Task details
All entries should be copied exactly, none left out.

Available data
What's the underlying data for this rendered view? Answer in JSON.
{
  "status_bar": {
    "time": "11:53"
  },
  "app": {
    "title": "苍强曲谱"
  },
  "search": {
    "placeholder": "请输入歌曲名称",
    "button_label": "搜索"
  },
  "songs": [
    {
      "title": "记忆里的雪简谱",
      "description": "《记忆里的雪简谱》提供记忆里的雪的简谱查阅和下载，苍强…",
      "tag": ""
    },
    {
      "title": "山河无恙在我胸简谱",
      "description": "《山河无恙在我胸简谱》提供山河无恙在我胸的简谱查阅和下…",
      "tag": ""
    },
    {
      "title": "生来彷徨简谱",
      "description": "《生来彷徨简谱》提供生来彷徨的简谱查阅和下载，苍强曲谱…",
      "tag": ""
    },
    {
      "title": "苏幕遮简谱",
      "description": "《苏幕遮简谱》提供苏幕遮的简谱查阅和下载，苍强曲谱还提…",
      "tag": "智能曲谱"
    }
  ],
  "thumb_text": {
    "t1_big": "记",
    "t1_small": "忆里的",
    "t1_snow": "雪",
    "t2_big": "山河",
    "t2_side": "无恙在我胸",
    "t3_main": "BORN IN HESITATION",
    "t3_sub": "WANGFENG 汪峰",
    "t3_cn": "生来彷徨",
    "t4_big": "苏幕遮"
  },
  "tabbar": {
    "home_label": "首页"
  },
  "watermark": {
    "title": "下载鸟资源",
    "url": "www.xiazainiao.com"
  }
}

Response to this task
What's the underlying data for this rendered view? Answer in JSON.
{
  "status_bar": {
    "time": "11:53"
  },
  "app": {
    "title": "苍强曲谱"
  },
  "search": {
    "placeholder": "请输入歌曲名称",
    "button_label": "搜索"
  },
  "songs": [
    {
      "title": "记忆里的雪简谱",
      "description": "《记忆里的雪简谱》提供记忆里的雪的简谱查阅和下载，苍强…",
      "tag": ""
    },
    {
      "title": "山河无恙在我胸简谱",
      "description": "《山河无恙在我胸简谱》提供山河无恙在我胸的简谱查阅和下…",
      "tag": ""
    },
    {
      "title": "生来彷徨简谱",
      "description": "《生来彷徨简谱》提供生来彷徨的简谱查阅和下载，苍强曲谱…",
      "tag": ""
    },
    {
      "title": "苏幕遮简谱",
      "description": "《苏幕遮简谱》提供苏幕遮的简谱查阅和下载，苍强曲谱还提…",
      "tag": "智能曲谱"
    }
  ],
  "thumb_text": {
    "t1_big": "记",
    "t1_small": "忆里的",
    "t1_snow": "雪",
    "t2_big": "山河",
    "t2_side": "无恙在我胸",
    "t3_main": "BORN IN HESITATION",
    "t3_sub": "WANGFENG 汪峰",
    "t3_cn": "生来彷徨",
    "t4_big": "苏幕遮"
  },
  "tabbar": {
    "home_label": "首页"
  },
  "watermark": {
    "title": "下载鸟资源",
    "url": "www.xiazainiao.com"
  }
}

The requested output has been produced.